Downton Abbey Season 3 Premiere: America Is Ready For More British Grandeur

The third season of Downton Abbey, the smash hit British-American period drama television series, will premiere on PBS this Sunday. 

The British TV show, which follows the aristocratic Crawley family and their servants during the early 20th century, has won over a huge American audience. Last January, 6.3 million viewers tuned in for the second season premiere on Downton, which was the second most-watched program at 9 PM on Super Bowl Sunday. The perennial U.S. obsession with English high society and Downton’s addictive characters and storyline underlie the popularity of the TV show.

The U.S. has long been devoted Anglophiles, especially when it comes to British high society. Downton follows the pattern of success set by Upstairs, Downstairs, another drama about the British aristocracy, as well as other cultural representations of English high-society such as Jane Austen novels. 

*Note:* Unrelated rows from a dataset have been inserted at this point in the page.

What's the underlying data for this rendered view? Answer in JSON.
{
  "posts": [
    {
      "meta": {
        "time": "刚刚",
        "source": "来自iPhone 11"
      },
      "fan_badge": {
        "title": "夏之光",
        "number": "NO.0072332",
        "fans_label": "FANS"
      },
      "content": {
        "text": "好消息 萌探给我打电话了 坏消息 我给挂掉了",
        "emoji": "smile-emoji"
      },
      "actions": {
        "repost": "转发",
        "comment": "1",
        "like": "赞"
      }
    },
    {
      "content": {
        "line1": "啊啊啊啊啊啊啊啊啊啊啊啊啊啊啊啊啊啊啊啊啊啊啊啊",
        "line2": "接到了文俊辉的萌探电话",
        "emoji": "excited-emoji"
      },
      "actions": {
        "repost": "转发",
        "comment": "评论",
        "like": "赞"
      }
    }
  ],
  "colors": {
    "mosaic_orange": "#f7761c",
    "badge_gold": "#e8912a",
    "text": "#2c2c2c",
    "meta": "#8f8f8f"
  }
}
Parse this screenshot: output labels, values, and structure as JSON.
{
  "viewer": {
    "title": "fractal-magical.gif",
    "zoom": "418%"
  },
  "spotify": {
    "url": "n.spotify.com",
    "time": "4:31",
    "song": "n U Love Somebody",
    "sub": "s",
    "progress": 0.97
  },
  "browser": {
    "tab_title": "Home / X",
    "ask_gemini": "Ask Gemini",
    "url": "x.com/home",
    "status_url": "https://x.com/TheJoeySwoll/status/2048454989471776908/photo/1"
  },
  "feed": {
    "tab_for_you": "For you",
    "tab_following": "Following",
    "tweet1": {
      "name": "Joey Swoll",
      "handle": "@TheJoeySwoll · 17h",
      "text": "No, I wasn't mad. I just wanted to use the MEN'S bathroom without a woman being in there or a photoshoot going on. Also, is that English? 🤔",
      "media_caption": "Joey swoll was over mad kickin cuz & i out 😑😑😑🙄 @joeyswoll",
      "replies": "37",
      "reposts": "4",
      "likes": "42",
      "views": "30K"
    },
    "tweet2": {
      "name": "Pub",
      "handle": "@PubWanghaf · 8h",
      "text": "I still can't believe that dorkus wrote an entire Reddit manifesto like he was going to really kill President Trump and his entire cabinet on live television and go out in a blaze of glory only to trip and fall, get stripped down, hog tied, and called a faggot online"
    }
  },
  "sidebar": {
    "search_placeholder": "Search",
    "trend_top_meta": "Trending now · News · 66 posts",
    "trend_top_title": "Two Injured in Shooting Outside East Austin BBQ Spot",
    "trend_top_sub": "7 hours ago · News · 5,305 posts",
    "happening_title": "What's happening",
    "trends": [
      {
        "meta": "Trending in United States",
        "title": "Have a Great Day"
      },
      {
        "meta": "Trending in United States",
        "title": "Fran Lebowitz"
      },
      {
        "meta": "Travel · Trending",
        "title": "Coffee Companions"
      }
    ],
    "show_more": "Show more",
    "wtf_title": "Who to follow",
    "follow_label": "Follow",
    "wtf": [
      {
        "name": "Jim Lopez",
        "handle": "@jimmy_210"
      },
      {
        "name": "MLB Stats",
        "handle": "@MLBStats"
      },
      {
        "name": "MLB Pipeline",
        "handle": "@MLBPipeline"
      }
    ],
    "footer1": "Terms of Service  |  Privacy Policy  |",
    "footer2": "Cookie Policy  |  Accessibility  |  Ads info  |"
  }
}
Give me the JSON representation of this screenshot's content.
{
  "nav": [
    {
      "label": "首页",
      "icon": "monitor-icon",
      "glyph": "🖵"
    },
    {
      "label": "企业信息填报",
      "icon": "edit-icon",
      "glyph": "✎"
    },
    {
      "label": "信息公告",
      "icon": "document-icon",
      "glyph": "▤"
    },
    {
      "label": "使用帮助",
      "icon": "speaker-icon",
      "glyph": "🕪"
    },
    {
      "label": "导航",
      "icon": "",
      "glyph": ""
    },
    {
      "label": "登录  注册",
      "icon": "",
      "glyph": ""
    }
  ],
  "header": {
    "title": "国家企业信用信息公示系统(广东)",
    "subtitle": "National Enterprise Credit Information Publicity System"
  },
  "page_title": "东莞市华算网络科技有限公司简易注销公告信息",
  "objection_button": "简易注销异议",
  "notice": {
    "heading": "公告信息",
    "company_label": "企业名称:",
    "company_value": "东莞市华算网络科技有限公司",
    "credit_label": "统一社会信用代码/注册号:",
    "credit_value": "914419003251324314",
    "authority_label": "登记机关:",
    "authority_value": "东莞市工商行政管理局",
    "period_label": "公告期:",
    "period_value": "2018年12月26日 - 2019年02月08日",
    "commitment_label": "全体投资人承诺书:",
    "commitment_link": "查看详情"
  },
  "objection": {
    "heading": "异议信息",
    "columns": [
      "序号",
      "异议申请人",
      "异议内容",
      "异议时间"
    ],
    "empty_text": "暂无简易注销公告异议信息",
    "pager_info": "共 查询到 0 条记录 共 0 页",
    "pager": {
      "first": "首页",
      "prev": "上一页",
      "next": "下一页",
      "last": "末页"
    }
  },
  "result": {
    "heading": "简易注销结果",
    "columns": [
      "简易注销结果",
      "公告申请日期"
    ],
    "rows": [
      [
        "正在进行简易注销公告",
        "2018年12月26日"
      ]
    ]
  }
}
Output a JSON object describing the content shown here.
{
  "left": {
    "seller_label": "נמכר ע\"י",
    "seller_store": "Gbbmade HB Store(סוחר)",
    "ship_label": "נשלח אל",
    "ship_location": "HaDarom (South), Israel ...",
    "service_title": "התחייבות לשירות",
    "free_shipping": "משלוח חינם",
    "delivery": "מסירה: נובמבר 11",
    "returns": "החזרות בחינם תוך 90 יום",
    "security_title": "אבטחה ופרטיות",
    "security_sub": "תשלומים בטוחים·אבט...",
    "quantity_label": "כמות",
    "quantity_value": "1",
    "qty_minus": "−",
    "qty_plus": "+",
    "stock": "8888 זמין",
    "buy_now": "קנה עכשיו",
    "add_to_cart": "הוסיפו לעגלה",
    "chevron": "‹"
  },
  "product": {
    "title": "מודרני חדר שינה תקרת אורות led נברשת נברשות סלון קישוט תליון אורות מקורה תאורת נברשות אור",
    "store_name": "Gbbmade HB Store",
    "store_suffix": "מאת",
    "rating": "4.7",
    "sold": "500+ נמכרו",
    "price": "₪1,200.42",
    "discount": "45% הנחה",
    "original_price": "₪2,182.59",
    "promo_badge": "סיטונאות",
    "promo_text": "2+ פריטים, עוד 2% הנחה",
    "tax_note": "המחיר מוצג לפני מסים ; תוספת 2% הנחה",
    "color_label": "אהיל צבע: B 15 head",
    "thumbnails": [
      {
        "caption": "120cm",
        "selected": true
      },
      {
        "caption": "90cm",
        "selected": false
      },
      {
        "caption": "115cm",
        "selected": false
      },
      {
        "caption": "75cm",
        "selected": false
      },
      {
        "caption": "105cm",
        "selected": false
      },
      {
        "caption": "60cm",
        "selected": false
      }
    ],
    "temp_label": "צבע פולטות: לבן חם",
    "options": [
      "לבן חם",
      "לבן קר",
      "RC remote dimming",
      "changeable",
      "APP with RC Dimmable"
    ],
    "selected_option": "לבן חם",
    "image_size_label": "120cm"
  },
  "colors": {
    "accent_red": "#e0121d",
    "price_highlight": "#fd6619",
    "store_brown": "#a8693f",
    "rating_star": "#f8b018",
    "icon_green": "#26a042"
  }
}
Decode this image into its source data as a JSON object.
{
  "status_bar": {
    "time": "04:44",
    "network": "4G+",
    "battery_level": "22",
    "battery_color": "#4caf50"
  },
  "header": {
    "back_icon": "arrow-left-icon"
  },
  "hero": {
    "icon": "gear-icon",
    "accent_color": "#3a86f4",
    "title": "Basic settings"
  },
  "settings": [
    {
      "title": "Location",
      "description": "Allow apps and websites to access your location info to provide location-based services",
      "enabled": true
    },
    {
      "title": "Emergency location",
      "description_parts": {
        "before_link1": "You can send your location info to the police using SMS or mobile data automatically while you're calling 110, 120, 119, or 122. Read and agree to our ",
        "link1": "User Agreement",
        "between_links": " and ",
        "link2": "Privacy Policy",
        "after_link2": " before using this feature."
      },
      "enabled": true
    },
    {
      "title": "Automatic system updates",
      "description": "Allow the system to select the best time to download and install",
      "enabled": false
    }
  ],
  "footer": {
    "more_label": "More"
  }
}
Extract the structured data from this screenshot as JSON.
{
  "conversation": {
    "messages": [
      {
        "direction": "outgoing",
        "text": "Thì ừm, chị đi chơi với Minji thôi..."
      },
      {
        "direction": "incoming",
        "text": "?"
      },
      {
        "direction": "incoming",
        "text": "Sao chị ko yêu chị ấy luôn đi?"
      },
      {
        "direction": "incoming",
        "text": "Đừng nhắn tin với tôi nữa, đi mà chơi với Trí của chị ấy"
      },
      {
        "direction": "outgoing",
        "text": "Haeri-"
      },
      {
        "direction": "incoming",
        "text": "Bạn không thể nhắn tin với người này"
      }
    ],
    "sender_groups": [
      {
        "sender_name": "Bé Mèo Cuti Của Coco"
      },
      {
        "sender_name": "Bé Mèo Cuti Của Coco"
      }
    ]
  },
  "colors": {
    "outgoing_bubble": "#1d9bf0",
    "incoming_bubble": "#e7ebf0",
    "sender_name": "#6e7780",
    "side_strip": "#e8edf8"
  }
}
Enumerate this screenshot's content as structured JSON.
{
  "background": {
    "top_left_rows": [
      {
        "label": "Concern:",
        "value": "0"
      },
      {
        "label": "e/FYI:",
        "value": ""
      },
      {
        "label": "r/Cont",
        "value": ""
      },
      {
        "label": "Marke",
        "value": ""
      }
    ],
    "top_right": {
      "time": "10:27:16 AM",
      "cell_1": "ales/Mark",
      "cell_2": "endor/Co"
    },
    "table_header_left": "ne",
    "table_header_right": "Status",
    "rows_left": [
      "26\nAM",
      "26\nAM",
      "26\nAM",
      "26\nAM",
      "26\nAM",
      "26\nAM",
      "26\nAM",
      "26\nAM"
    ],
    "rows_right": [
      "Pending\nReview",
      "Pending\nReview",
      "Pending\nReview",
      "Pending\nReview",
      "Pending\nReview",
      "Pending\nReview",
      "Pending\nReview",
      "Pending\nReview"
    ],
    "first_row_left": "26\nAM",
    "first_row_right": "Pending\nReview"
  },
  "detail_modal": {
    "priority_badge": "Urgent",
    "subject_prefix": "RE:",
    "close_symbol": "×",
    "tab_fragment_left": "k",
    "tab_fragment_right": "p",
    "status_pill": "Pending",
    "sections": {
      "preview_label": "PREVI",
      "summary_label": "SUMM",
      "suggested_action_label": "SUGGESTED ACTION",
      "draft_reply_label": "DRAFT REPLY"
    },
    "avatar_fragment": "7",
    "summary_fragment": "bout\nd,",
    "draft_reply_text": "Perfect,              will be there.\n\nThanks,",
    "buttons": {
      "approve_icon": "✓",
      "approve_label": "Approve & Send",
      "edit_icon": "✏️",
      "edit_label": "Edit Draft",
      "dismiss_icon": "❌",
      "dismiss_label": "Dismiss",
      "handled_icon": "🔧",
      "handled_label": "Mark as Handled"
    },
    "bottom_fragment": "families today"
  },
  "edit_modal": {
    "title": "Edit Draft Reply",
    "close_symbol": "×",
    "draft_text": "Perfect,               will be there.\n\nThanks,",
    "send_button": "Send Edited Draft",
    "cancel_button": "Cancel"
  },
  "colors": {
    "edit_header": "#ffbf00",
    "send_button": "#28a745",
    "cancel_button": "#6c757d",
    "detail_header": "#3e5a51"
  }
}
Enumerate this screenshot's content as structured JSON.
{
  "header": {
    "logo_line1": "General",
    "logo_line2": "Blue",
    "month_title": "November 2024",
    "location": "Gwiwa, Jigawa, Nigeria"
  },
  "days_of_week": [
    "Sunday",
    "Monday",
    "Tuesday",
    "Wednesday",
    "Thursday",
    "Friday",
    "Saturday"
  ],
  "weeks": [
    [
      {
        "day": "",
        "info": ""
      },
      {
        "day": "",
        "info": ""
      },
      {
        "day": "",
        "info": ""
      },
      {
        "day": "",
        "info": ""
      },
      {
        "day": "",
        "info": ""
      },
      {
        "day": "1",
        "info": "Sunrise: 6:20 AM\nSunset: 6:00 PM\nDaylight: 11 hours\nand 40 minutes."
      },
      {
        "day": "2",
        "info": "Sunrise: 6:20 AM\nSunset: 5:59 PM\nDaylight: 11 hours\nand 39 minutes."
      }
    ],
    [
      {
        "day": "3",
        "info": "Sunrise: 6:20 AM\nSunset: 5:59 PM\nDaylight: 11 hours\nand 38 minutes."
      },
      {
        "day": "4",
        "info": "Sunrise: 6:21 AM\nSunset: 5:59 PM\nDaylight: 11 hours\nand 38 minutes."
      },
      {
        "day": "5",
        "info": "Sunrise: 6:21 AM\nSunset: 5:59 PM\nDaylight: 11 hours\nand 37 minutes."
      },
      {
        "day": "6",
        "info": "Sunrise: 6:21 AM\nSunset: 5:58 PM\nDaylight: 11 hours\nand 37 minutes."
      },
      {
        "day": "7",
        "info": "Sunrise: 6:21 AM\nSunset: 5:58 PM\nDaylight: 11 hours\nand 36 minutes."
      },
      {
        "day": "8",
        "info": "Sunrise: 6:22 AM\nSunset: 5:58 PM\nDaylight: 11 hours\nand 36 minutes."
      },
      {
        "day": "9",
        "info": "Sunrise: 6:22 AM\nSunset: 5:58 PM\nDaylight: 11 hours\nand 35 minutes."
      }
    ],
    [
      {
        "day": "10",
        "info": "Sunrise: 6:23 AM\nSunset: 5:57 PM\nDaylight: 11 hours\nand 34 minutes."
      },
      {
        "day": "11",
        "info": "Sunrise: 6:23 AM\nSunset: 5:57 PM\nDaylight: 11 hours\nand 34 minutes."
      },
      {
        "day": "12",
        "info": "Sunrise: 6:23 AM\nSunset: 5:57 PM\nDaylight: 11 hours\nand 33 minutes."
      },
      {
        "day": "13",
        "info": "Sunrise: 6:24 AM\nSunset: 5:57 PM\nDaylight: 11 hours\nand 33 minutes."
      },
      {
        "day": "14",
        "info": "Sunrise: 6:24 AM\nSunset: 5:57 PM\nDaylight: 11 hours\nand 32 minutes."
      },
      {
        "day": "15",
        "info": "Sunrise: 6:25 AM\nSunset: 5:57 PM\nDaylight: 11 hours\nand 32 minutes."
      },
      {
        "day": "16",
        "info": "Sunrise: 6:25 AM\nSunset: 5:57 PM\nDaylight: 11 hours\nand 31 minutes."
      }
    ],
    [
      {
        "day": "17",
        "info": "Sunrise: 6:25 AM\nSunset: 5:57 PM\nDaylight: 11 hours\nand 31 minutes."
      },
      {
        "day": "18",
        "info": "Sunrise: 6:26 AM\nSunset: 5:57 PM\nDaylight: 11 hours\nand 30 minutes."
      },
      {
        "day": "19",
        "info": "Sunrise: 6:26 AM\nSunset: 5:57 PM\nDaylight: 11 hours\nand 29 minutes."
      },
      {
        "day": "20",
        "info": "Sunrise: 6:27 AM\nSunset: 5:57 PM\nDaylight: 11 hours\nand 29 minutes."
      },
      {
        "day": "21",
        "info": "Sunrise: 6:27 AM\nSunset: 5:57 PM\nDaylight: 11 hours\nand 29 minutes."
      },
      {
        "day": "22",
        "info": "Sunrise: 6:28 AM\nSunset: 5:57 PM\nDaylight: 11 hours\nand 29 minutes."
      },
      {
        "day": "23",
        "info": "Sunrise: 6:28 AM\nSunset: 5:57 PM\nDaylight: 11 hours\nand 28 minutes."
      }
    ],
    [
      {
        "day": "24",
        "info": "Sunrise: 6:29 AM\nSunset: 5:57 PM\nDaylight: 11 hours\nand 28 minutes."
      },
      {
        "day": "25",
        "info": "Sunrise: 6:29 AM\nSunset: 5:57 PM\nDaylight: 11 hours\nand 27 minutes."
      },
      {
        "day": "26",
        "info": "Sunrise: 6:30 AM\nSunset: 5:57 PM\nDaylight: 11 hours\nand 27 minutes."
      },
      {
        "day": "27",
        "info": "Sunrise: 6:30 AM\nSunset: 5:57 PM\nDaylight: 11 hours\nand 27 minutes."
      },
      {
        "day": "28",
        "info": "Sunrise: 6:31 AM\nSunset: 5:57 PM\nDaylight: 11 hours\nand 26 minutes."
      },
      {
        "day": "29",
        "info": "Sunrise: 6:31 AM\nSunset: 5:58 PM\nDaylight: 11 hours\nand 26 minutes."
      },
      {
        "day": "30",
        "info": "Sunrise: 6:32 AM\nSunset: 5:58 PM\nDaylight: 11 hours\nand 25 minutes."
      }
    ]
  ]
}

Certainly Americans love the showy display of British grandeur. Period costumes and wealthy European estates are eye candy for us U.S. viewers, who have comparatively little old-money aristocracy in our own history. The escapism provided by a romanticized view of the English upper classes and wealth removed in time and space can be irresistible during hard economic times. 

But Downton has won over audiences with its heart and compelling story. The costumes and historical backdrop add to the grandiosity of the show, but it draws strength not as a social portrait but more as a well-crafted story about compelling characters. Eldest daughter Mary is a strong-willed, self-centered, cold, yet secretly compassionate young woman who grapples with her personal desires and family obligations; Violet Crawley, the Dowager Countess played by Maggie Smith, is the hilariously snarky grandmother concerned primarily with social status and wealth, but who reveals a romantic and sensitive side in private; O’Brien, one of the maids, is ambiguous about her loyalties and willingness to manipulate others. History — the Great War, the fall of traditional European society, the technology of modernity, new money versus old money — is more of a passing comment than a central theme.

There is no class conflict between the Crawleys and their servants. So Downton is not so much about an aristocratic family adjusting to the march of the 20th century, as little about the Downton lifestyle is ever actually challenged. History affects the Crawleys only incidentally. The meat of the drama is in the main characters and their private trials, such as Matthew's and Mary's love story and Bates' mysterious past are two persistent story lines. Side-stories, such as Sybil’s rebellion, may reveal more about social turbulence based in class and gender. 

The fast pace and intrigue of the script — sex scandals, hidden family secrets — give it the addictive quality of a soap opera. Downton attracts a much younger audience than normal period dramas. Not only young women in their twenties and thirties, but also “men and even younger kids still in school” watch the show. Whether in television or on the internet, younger generations demand instant gratification. Downton provides that through killer one-liners and action-packed drama. 

The U.S. will always yearn for the luxurious escapism of European period dramas. Downton has made them even more popular with its rich characters and soap opera-esque plot.